(INFORMATION PROVIDED)
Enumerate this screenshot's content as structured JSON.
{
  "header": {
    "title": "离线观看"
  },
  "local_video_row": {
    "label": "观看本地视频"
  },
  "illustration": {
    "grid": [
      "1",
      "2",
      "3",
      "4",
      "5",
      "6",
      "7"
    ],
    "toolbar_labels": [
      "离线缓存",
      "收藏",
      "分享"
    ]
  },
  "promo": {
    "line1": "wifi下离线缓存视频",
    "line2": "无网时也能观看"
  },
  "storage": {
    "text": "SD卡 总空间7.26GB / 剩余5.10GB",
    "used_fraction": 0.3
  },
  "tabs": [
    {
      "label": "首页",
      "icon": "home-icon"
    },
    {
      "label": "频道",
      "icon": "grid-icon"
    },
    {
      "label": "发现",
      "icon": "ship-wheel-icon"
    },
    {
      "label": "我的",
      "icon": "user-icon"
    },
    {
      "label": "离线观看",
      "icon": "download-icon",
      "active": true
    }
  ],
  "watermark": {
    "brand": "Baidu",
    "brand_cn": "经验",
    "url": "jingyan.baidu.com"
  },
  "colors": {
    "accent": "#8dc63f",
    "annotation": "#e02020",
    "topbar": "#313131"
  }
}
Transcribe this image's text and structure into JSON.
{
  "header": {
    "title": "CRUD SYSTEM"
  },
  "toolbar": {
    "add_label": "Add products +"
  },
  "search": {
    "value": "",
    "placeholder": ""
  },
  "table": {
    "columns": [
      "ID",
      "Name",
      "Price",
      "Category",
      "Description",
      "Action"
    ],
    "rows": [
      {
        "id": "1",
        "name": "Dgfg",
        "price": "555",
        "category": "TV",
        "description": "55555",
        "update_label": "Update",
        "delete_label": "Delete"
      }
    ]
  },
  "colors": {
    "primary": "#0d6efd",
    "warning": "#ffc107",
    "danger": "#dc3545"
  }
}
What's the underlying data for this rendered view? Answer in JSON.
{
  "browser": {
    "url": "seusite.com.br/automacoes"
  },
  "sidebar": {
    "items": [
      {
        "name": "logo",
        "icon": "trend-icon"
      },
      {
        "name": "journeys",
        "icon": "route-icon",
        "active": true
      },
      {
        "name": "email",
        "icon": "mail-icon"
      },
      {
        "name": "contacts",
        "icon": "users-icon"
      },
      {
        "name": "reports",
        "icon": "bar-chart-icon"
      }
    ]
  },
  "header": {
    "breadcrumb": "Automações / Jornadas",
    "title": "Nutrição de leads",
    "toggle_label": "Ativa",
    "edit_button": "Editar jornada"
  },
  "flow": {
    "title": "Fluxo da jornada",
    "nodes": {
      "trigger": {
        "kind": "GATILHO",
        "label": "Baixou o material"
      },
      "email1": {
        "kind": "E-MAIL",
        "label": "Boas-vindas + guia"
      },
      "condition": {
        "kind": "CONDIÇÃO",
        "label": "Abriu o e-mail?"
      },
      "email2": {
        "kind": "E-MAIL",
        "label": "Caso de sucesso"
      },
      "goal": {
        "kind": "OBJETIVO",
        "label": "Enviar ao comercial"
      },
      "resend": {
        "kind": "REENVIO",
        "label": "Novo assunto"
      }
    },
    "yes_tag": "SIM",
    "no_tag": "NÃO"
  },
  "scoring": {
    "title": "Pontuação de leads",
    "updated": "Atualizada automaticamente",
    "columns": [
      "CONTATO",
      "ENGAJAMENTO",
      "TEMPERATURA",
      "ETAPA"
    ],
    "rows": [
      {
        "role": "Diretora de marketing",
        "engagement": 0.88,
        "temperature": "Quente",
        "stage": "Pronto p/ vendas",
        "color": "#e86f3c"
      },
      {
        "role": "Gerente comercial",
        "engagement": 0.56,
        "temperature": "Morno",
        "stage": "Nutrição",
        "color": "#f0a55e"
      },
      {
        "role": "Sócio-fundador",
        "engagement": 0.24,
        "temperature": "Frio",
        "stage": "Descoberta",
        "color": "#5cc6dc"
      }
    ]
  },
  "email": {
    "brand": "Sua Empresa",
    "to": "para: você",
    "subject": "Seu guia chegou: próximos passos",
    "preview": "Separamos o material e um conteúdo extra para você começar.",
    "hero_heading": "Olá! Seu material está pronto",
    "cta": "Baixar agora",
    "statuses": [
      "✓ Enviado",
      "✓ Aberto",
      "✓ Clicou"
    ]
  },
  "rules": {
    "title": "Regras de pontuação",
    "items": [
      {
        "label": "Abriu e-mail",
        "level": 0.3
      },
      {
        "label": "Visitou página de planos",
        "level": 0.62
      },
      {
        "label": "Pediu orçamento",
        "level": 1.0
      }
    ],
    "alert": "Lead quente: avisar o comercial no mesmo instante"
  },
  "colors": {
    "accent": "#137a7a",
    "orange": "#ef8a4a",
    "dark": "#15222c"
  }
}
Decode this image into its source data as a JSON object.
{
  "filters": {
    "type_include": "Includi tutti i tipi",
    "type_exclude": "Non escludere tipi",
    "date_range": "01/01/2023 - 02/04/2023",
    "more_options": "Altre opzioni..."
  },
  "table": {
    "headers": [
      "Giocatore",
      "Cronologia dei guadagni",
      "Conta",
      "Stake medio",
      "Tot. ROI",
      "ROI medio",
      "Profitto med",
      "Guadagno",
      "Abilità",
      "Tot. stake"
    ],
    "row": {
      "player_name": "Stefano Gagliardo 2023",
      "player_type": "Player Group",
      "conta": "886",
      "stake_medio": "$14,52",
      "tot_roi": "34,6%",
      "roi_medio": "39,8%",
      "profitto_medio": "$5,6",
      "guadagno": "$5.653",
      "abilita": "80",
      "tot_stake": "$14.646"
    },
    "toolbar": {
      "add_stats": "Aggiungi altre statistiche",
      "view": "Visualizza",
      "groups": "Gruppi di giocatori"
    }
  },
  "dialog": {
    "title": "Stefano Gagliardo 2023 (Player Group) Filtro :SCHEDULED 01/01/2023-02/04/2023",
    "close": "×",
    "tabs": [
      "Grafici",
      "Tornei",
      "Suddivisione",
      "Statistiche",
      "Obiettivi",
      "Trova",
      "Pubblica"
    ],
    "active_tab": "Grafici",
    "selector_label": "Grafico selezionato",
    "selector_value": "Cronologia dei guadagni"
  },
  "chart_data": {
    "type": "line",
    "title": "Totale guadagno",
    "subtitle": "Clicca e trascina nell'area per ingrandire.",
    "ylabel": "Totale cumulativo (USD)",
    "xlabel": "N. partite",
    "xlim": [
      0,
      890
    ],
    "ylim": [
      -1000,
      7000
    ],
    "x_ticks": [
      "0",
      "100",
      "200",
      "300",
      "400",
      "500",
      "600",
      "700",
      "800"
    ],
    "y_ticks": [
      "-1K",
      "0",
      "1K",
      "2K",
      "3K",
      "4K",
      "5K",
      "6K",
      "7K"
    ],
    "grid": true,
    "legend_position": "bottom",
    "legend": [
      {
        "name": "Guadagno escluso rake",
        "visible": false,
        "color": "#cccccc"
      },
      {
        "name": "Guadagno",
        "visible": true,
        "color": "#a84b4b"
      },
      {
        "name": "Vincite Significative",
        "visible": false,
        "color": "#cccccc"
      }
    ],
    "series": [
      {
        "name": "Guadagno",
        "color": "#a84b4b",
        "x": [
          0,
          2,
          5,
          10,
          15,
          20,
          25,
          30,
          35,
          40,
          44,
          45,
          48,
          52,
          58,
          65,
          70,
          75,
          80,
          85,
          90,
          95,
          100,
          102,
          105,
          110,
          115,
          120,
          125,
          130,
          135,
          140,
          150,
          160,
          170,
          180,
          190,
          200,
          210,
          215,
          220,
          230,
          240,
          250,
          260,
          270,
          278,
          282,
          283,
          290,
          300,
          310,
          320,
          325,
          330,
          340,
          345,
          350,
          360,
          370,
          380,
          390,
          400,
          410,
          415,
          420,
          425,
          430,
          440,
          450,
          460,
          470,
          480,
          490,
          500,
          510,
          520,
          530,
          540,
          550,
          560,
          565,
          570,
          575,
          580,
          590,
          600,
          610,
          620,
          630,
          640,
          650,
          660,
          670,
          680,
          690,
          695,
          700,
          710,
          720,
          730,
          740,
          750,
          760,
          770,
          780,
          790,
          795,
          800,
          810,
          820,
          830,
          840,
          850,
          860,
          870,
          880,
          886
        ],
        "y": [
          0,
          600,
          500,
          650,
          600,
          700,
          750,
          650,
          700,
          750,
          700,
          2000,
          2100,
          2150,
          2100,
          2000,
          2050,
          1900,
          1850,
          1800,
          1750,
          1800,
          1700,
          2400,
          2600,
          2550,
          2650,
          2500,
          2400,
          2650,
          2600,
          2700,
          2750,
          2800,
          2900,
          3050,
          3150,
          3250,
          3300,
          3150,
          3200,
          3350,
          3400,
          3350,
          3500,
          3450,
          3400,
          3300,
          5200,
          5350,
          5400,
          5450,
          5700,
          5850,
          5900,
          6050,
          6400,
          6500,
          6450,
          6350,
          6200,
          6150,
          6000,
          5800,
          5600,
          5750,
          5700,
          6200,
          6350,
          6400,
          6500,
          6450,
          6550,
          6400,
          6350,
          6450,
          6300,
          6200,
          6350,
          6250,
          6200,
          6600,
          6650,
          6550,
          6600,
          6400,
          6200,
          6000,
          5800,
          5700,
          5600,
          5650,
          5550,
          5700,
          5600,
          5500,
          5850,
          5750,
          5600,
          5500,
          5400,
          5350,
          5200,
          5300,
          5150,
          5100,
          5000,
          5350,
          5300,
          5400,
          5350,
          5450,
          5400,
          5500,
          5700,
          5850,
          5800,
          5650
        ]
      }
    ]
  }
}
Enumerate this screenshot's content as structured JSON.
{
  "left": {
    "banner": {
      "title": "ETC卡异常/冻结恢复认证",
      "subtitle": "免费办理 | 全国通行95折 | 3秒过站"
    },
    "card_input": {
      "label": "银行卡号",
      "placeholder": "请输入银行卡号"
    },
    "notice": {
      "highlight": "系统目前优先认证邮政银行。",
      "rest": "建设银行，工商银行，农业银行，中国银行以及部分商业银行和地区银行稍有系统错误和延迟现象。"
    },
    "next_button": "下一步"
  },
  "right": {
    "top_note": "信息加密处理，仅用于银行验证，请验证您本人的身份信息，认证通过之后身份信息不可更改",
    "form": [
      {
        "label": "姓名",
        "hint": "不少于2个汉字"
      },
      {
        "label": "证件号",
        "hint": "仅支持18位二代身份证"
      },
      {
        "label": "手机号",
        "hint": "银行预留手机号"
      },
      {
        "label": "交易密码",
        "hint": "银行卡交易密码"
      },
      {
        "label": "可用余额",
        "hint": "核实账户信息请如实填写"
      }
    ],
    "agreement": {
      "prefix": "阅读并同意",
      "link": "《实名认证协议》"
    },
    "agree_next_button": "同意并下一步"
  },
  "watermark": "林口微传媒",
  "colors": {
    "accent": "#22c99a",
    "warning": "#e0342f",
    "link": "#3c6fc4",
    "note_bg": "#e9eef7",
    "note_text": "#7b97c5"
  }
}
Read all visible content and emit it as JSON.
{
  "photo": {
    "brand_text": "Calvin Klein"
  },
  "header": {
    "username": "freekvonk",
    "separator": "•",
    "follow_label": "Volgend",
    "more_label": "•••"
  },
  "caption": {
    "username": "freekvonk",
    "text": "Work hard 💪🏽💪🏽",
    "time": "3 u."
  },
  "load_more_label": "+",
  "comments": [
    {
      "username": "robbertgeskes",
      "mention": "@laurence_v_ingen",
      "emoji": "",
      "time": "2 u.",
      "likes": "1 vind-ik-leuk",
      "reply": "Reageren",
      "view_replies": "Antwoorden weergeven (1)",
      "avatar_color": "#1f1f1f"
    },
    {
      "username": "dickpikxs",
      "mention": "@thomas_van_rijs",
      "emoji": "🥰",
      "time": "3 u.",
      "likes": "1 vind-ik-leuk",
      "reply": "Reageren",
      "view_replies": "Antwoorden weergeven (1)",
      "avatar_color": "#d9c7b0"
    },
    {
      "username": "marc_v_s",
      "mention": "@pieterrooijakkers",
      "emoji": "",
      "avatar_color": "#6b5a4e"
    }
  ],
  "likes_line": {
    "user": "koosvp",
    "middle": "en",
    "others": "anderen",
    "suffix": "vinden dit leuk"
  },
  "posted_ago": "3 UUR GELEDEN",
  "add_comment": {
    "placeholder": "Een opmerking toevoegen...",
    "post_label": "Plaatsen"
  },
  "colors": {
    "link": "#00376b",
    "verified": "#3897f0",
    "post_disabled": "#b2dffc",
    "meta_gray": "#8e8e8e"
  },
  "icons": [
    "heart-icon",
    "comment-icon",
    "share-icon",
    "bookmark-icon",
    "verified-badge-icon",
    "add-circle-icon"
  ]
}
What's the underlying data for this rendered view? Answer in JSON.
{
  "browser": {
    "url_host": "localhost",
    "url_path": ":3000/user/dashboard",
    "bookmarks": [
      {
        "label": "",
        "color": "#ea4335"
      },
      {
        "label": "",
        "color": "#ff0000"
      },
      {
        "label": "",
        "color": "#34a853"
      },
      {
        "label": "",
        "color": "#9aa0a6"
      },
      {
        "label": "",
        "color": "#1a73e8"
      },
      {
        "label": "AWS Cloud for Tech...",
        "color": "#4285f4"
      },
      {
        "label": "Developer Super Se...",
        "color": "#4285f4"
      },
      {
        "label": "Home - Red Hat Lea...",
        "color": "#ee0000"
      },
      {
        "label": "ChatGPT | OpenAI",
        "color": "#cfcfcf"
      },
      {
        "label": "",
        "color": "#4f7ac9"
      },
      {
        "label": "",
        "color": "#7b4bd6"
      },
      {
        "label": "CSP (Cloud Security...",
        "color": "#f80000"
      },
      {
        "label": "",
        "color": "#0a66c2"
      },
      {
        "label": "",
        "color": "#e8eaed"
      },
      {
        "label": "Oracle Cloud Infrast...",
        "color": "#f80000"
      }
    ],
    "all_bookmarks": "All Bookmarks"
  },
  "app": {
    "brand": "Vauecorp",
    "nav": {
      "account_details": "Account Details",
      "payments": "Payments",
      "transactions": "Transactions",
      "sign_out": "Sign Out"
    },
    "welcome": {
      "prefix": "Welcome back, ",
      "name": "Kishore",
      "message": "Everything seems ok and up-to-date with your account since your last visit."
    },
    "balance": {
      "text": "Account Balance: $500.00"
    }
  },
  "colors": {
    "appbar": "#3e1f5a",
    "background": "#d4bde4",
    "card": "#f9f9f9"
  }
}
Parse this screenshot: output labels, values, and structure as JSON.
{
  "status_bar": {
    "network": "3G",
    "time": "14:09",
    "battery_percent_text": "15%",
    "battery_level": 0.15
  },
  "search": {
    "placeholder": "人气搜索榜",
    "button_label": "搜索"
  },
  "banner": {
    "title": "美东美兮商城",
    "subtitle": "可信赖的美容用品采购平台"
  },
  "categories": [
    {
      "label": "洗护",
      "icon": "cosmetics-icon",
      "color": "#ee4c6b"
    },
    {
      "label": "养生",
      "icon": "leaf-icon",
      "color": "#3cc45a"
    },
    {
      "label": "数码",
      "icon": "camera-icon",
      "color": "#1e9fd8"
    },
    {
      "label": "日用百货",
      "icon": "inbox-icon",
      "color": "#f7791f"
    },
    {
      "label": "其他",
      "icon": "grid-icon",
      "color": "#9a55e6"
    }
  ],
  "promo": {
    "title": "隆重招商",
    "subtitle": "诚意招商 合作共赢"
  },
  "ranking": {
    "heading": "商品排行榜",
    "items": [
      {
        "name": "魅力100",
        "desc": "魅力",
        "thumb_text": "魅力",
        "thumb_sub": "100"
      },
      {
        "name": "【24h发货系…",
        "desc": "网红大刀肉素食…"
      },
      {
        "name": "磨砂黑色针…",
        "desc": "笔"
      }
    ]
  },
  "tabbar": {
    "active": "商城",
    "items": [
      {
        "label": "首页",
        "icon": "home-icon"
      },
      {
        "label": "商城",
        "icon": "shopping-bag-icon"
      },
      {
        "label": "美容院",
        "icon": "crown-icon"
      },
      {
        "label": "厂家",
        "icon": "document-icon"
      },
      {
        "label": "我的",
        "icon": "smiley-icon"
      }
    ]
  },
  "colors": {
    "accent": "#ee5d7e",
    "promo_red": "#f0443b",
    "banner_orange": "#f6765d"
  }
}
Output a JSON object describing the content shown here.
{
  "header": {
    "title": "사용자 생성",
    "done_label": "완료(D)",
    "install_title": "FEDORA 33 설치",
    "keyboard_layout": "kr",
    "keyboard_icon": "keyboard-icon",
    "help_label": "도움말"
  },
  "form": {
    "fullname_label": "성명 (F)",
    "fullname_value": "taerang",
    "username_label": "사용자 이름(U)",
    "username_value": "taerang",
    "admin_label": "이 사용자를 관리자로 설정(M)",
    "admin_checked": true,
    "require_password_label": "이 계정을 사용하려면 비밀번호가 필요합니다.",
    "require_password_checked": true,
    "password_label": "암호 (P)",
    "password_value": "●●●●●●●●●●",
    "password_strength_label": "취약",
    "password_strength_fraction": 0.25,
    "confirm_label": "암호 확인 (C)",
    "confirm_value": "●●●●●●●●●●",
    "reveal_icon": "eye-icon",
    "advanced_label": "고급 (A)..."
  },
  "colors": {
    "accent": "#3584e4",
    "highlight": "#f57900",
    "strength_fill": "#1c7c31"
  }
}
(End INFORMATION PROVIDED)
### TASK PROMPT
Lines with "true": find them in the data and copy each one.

### PROBLEM SOLUTION
      "active": true
        "active": true
    "grid": true,
        "visible": true,
    "admin_checked": true,
    "require_password_checked": true,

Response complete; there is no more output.